After several weeks of confinement in many countries around the world, people in good health have finally started to get used to their new routines, to juggling their careers with video-conferencing, virtual classes, concerts, family time and meetings of all sorts. Some have been struggling with reading and concentration, while others have read one book after the other. But what statistics show is that there is an increase of ebook and audiobook downloads and the amount of books on hold to be printed.
Over the past weeks at the Pontas Agency, we have been receiving many calls from several audiobook companies interested in acquiring new content. Recording audiobooks requires very few people in a sound studio, and such studios can even be arranged in a private home where some voice actors and actresses are already working from. Since the lockdown began and bookshops were shut, Sensuous knowledge: A Black Feminist Approach for Everyone by Minna Salami, published by Zed Books in the UK and by Amistad/HarperCollins in the US, is in high demand as an ebook. While Aubrey Rhodes’ debut novel The Secret of Provence House has been published digitally only by One More Chapter/HarperCollins.
This practice of publishing digitally first and to postpone publication in print will also be followed in Poland with Federico Moccia’s novel E il cuore si fa più leggero, that will be coming out at Muza as an ebook under the title Tysiac Nocy Nez Ciebie (which means “one thousand nights without you”). While Janice Pariat’s The Nine-Chambered Heart will be coming out in Russia published only as an ebook under the Russian translation девять камер ее цердца. A similar case will be Victoria Princewill’s debut novel In The Palace of Flowers. The printed publication by Cassava Republic has been postponed until October 2020 in the UK (and February 2021 in the US), although it will be coming out as an ebook on July 14th 2020. The cover reveal is announced for mid-May.
“How the coronavirus will change book publishing, now and forever” is the title of an article by Ed Nawotka (international editor of Publishers Weekly) which appeared in The Los Angeles Times. One of the first serious attempts at explaining what's going on and where we might be going. He says:
“This crisis should be an opportunity for book publishing, a period of high demand from readers stuck at home. Ebooks and digital audiobooks are selling better than usual, alongside the print books Amazon and a few others manage to deliver. So what does the overall picture look like for publishing at a moment when readers need the industry the most? And just as important, what might it look like on the other side of the pandemic? (…) The big question in publishing is whether this is the moment people turn to ebooks. Book lovers have never quite embraced them to the extent that was predicted when Jeff Bezos first introduced the Kindle in 2007. Sales have been in a slow, steady decline, partly due to the fast-rising popularity of downloadable audiobooks.”

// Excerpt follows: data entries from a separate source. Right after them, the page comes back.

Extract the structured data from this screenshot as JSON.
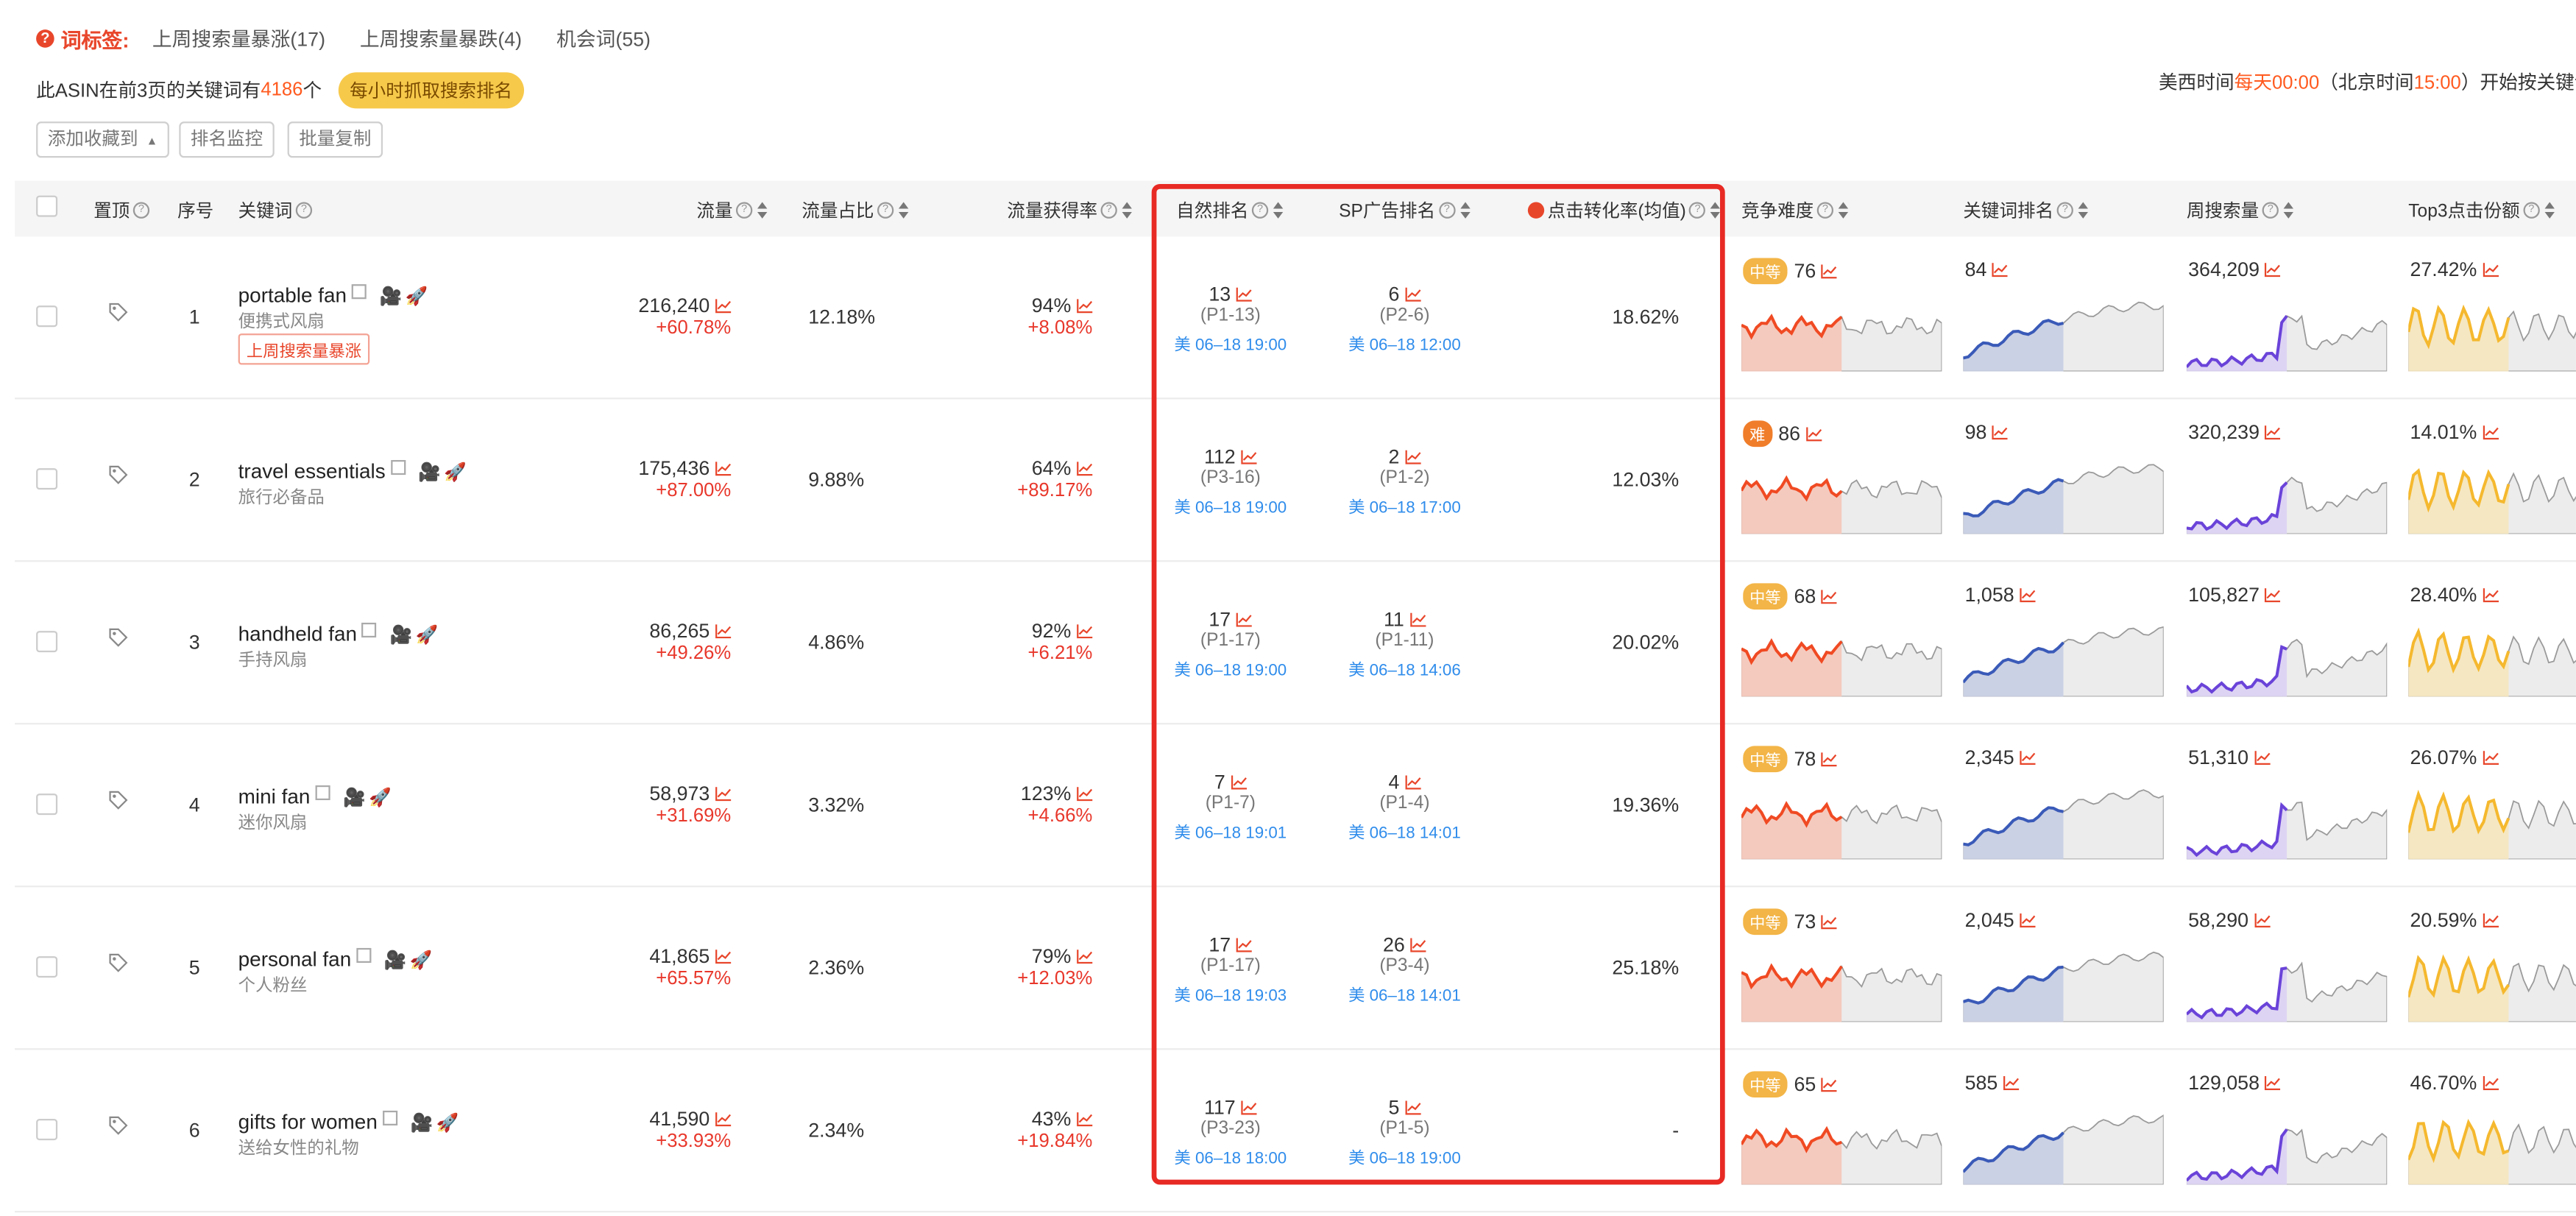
{
  "header_bar": {
    "tag_label": "词标签:",
    "tabs": [
      "上周搜索量暴涨(17)",
      "上周搜索量暴跌(4)",
      "机会词(55)"
    ],
    "count_prefix": "此ASIN在前3页的关键词有",
    "count_value": "4186",
    "count_suffix": "个",
    "hourly_badge": "每小时抓取搜索排名",
    "time_a": "美西时间",
    "time_b": "每天00:00",
    "time_c": "（北京时间",
    "time_d": "15:00",
    "time_e": "）开始按关键词"
  },
  "buttons": {
    "add_to_collection": "添加收藏到",
    "rank_monitor": "排名监控",
    "batch_copy": "批量复制"
  },
  "columns": {
    "pin": "置顶",
    "index": "序号",
    "keyword": "关键词",
    "traffic": "流量",
    "traffic_share": "流量占比",
    "traffic_gain": "流量获得率",
    "organic_rank": "自然排名",
    "sp_rank": "SP广告排名",
    "ctr": "点击转化率(均值)",
    "competition": "竞争难度",
    "keyword_rank": "关键词排名",
    "weekly_search": "周搜索量",
    "top3_click_share": "Top3点击份额"
  },
  "rows": [
    {
      "idx": "1",
      "kw": "portable fan",
      "cn": "便携式风扇",
      "badge": "上周搜索量暴涨",
      "traffic": "216,240",
      "traffic_chg": "+60.78%",
      "share": "12.18%",
      "gain": "94%",
      "gain_chg": "+8.08%",
      "org": "13",
      "org_pos": "(P1-13)",
      "org_time": "美 06–18 19:00",
      "sp": "6",
      "sp_pos": "(P2-6)",
      "sp_time": "美 06–18 12:00",
      "ctr": "18.62%",
      "diff_label": "中等",
      "diff_score": "76",
      "kw_rank": "84",
      "weekly": "364,209",
      "top3": "27.42%"
    },
    {
      "idx": "2",
      "kw": "travel essentials",
      "cn": "旅行必备品",
      "badge": "",
      "traffic": "175,436",
      "traffic_chg": "+87.00%",
      "share": "9.88%",
      "gain": "64%",
      "gain_chg": "+89.17%",
      "org": "112",
      "org_pos": "(P3-16)",
      "org_time": "美 06–18 19:00",
      "sp": "2",
      "sp_pos": "(P1-2)",
      "sp_time": "美 06–18 17:00",
      "ctr": "12.03%",
      "diff_label": "难",
      "diff_score": "86",
      "kw_rank": "98",
      "weekly": "320,239",
      "top3": "14.01%"
    },
    {
      "idx": "3",
      "kw": "handheld fan",
      "cn": "手持风扇",
      "badge": "",
      "traffic": "86,265",
      "traffic_chg": "+49.26%",
      "share": "4.86%",
      "gain": "92%",
      "gain_chg": "+6.21%",
      "org": "17",
      "org_pos": "(P1-17)",
      "org_time": "美 06–18 19:00",
      "sp": "11",
      "sp_pos": "(P1-11)",
      "sp_time": "美 06–18 14:06",
      "ctr": "20.02%",
      "diff_label": "中等",
      "diff_score": "68",
      "kw_rank": "1,058",
      "weekly": "105,827",
      "top3": "28.40%"
    },
    {
      "idx": "4",
      "kw": "mini fan",
      "cn": "迷你风扇",
      "badge": "",
      "traffic": "58,973",
      "traffic_chg": "+31.69%",
      "share": "3.32%",
      "gain": "123%",
      "gain_chg": "+4.66%",
      "org": "7",
      "org_pos": "(P1-7)",
      "org_time": "美 06–18 19:01",
      "sp": "4",
      "sp_pos": "(P1-4)",
      "sp_time": "美 06–18 14:01",
      "ctr": "19.36%",
      "diff_label": "中等",
      "diff_score": "78",
      "kw_rank": "2,345",
      "weekly": "51,310",
      "top3": "26.07%"
    },
    {
      "idx": "5",
      "kw": "personal fan",
      "cn": "个人粉丝",
      "badge": "",
      "traffic": "41,865",
      "traffic_chg": "+65.57%",
      "share": "2.36%",
      "gain": "79%",
      "gain_chg": "+12.03%",
      "org": "17",
      "org_pos": "(P1-17)",
      "org_time": "美 06–18 19:03",
      "sp": "26",
      "sp_pos": "(P3-4)",
      "sp_time": "美 06–18 14:01",
      "ctr": "25.18%",
      "diff_label": "中等",
      "diff_score": "73",
      "kw_rank": "2,045",
      "weekly": "58,290",
      "top3": "20.59%"
    },
    {
      "idx": "6",
      "kw": "gifts for women",
      "cn": "送给女性的礼物",
      "badge": "",
      "traffic": "41,590",
      "traffic_chg": "+33.93%",
      "share": "2.34%",
      "gain": "43%",
      "gain_chg": "+19.84%",
      "org": "117",
      "org_pos": "(P3-23)",
      "org_time": "美 06–18 18:00",
      "sp": "5",
      "sp_pos": "(P1-5)",
      "sp_time": "美 06–18 19:00",
      "ctr": "-",
      "diff_label": "中等",
      "diff_score": "65",
      "kw_rank": "585",
      "weekly": "129,058",
      "top3": "46.70%"
    }
  ],
  "colors": {
    "accent": "#ff5a1f",
    "highlight_frame": "#e82a24",
    "link_blue": "#2f8ceb",
    "medium_badge": "#f3b547",
    "hard_badge": "#f07d2a"
  },
  "icons": [
    "question-icon",
    "checkbox",
    "tag-icon",
    "copy-icon",
    "video-icon",
    "rocket-icon",
    "trend-icon",
    "sort-icon",
    "chevron-up-icon"
  ]
}
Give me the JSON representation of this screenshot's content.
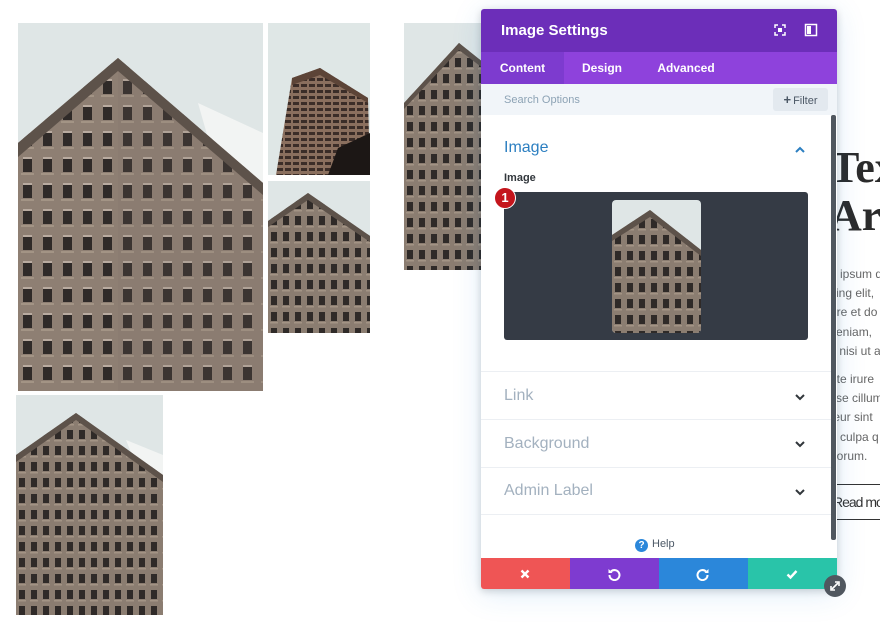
{
  "colors": {
    "header_purple": "#6c2eb9",
    "tab_purple": "#8e42dc",
    "active_blue": "#2c7fc1",
    "cancel_red": "#ef5555",
    "undo_purple": "#7e3bd0",
    "redo_blue": "#2b87da",
    "save_green": "#29c4a9",
    "badge_red": "#c4151c"
  },
  "page": {
    "heading_line_1": "Tex",
    "heading_line_2": "Arc",
    "paragraph_1": [
      "n ipsum d",
      "cing elit,",
      "ore et do",
      "veniam,",
      "s nisi ut a"
    ],
    "paragraph_2": [
      "ute irure",
      "sse cillum",
      "teur sint",
      "n culpa q",
      "borum."
    ],
    "read_more_label": "Read mo"
  },
  "modal": {
    "title": "Image Settings",
    "header_icons": [
      "expand-icon",
      "sidebar-icon"
    ],
    "tabs": [
      {
        "label": "Content",
        "active": true
      },
      {
        "label": "Design",
        "active": false
      },
      {
        "label": "Advanced",
        "active": false
      }
    ],
    "search": {
      "placeholder": "Search Options",
      "filter_label": "Filter"
    },
    "sections": [
      {
        "title": "Image",
        "open": true
      },
      {
        "title": "Link",
        "open": false
      },
      {
        "title": "Background",
        "open": false
      },
      {
        "title": "Admin Label",
        "open": false
      }
    ],
    "image_field_label": "Image",
    "step_badge": "1",
    "help_label": "Help",
    "footer_icons": [
      "close-icon",
      "undo-icon",
      "redo-icon",
      "check-icon"
    ]
  }
}
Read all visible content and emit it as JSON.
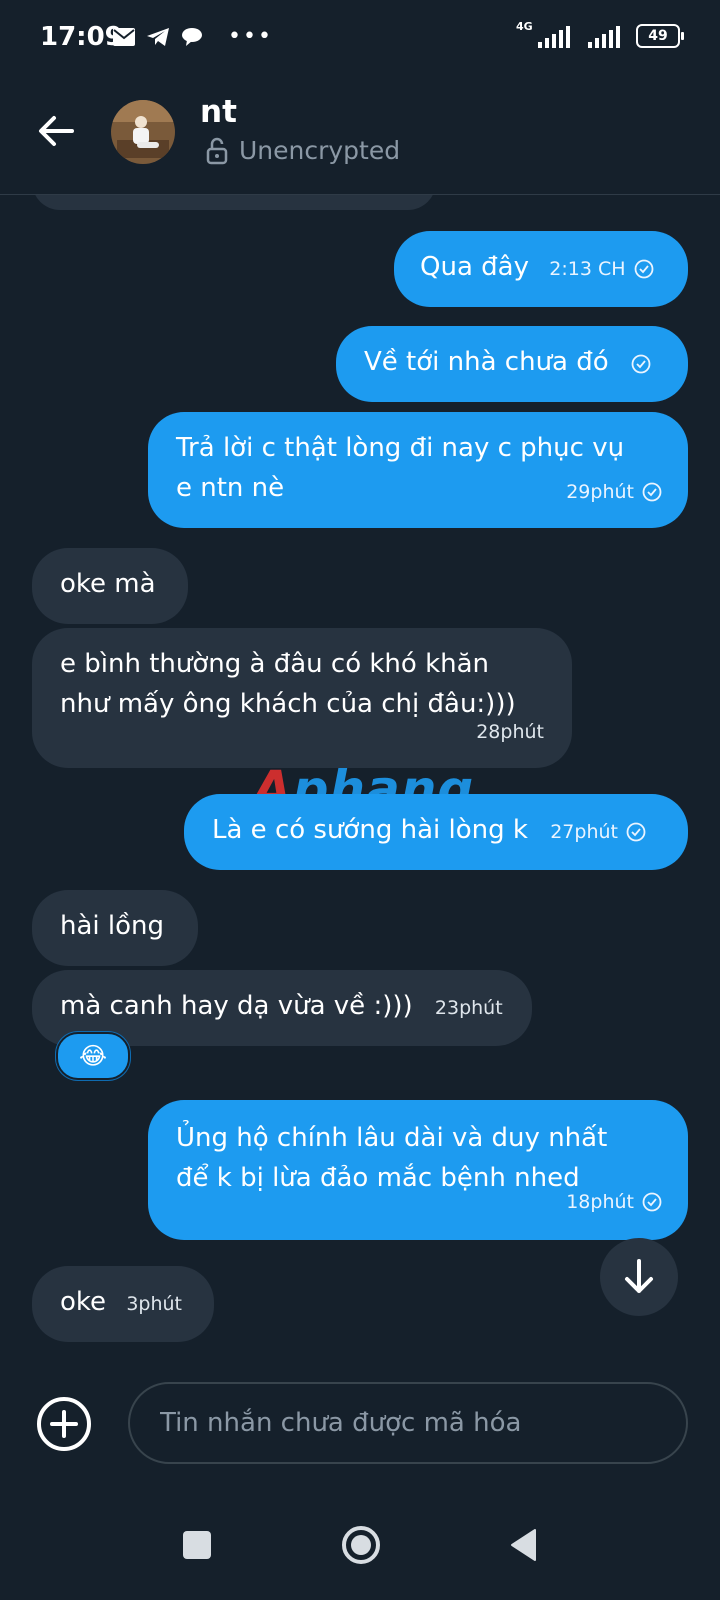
{
  "status_bar": {
    "time": "17:09",
    "network_type": "4G",
    "battery_level": "49",
    "notification_icons": [
      "mail-icon",
      "telegram-icon",
      "chat-icon"
    ],
    "overflow": "•••"
  },
  "header": {
    "contact_name": "nt",
    "encryption_status": "Unencrypted"
  },
  "messages": [
    {
      "direction": "outgoing",
      "text": "Qua đây",
      "time": "2:13 CH"
    },
    {
      "direction": "outgoing",
      "text": "Về tới nhà chưa đó",
      "time": ""
    },
    {
      "direction": "outgoing",
      "text": "Trả lời c thật lòng đi nay c phục vụ e ntn nè",
      "time": "29phút"
    },
    {
      "direction": "incoming",
      "text": "oke mà",
      "time": ""
    },
    {
      "direction": "incoming",
      "text": "e bình thường à đâu có khó khăn như mấy ông khách của chị đâu:)))",
      "time": "28phút"
    },
    {
      "direction": "outgoing",
      "text": "Là e có sướng hài lòng k",
      "time": "27phút"
    },
    {
      "direction": "incoming",
      "text": "hài lồng",
      "time": ""
    },
    {
      "direction": "incoming",
      "text": "mà canh hay dạ vừa về :)))",
      "time": "23phút",
      "reaction": "😂"
    },
    {
      "direction": "outgoing",
      "text": "Ủng hộ chính lâu dài và duy nhất để k bị lừa đảo mắc bệnh nhed",
      "time": "18phút"
    },
    {
      "direction": "incoming",
      "text": "oke",
      "time": "3phút"
    }
  ],
  "watermark": {
    "part1": "A",
    "part2": "phang"
  },
  "composer": {
    "placeholder": "Tin nhắn chưa được mã hóa"
  },
  "colors": {
    "background": "#15202b",
    "outgoing_bubble": "#1d9bf0",
    "incoming_bubble": "#273340",
    "muted_text": "#8b98a5"
  }
}
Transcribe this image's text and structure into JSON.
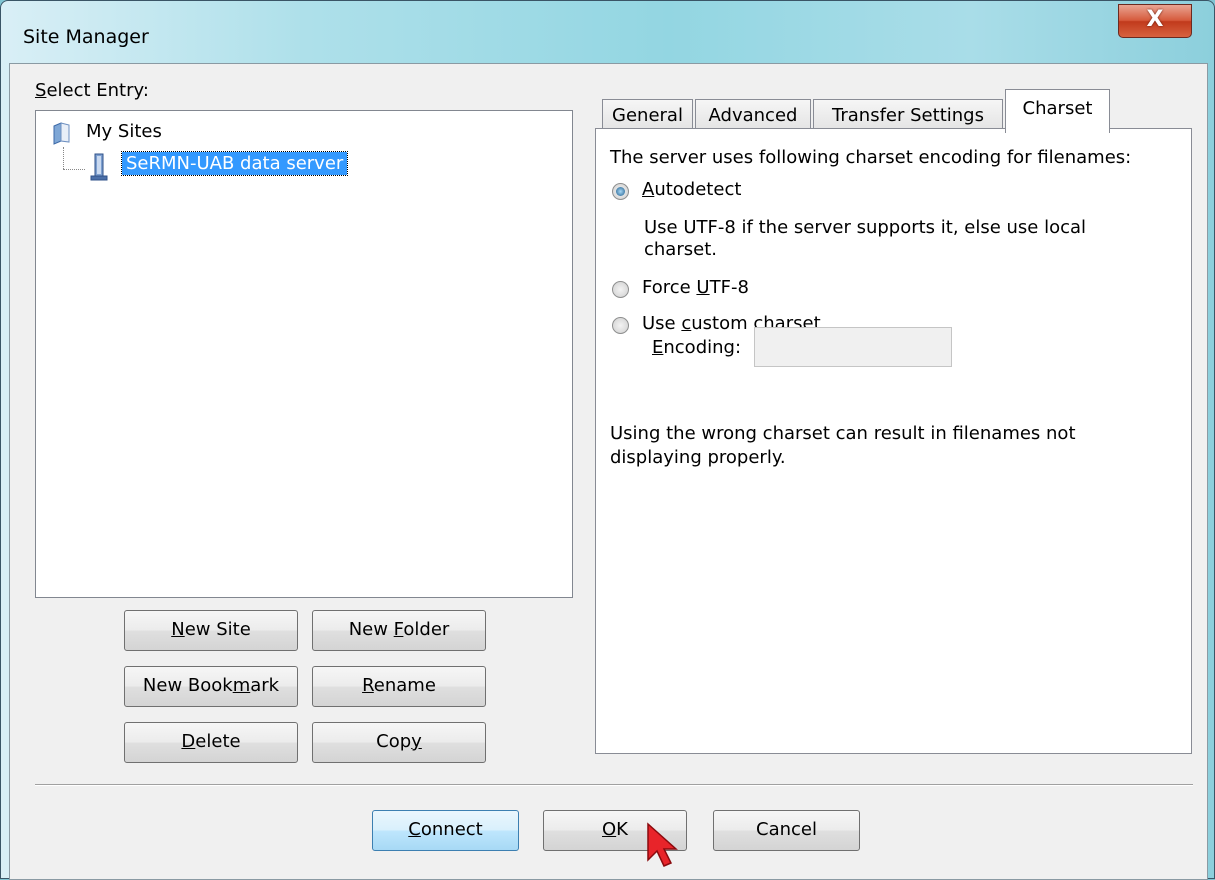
{
  "window": {
    "title": "Site Manager",
    "close_glyph": "X"
  },
  "select_entry": {
    "label_accel": "S",
    "label_rest": "elect Entry:"
  },
  "tree": {
    "root": {
      "label": "My Sites",
      "icon": "folder-icon"
    },
    "child": {
      "label": "SeRMN-UAB data server",
      "icon": "server-icon",
      "selected": true
    }
  },
  "left_buttons": {
    "new_site": {
      "accel": "N",
      "rest": "ew Site"
    },
    "new_folder": {
      "pre": "New ",
      "accel": "F",
      "rest": "older"
    },
    "new_bookmark": {
      "pre": "New Book",
      "accel": "m",
      "rest": "ark"
    },
    "rename": {
      "accel": "R",
      "rest": "ename"
    },
    "delete": {
      "accel": "D",
      "rest": "elete"
    },
    "copy": {
      "pre": "Cop",
      "accel": "y",
      "rest": ""
    }
  },
  "tabs": [
    {
      "label": "General",
      "active": false
    },
    {
      "label": "Advanced",
      "active": false
    },
    {
      "label": "Transfer Settings",
      "active": false
    },
    {
      "label": "Charset",
      "active": true
    }
  ],
  "charset": {
    "intro": "The server uses following charset encoding for filenames:",
    "autodetect": {
      "accel": "A",
      "rest": "utodetect",
      "checked": true
    },
    "autodetect_desc_1": "Use UTF-8 if the server supports it, else use local",
    "autodetect_desc_2": "charset.",
    "force_utf8": {
      "pre": "Force ",
      "accel": "U",
      "rest": "TF-8",
      "checked": false
    },
    "custom": {
      "pre": "Use ",
      "accel": "c",
      "rest": "ustom charset",
      "checked": false
    },
    "encoding": {
      "accel": "E",
      "rest": "ncoding:",
      "value": ""
    },
    "warning_1": "Using the wrong charset can result in filenames not",
    "warning_2": "displaying properly."
  },
  "bottom_buttons": {
    "connect": {
      "accel": "C",
      "rest": "onnect"
    },
    "ok": {
      "accel": "O",
      "rest": "K"
    },
    "cancel": {
      "label": "Cancel"
    }
  },
  "colors": {
    "selection": "#3399ff",
    "close_button": "#c8472a",
    "cursor": "#e8242a"
  }
}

We'll keep alert and awake in between ebooks, audiobooks and printed books.
For more information about the aforementioned novels, please contact Anna Soler-Pont.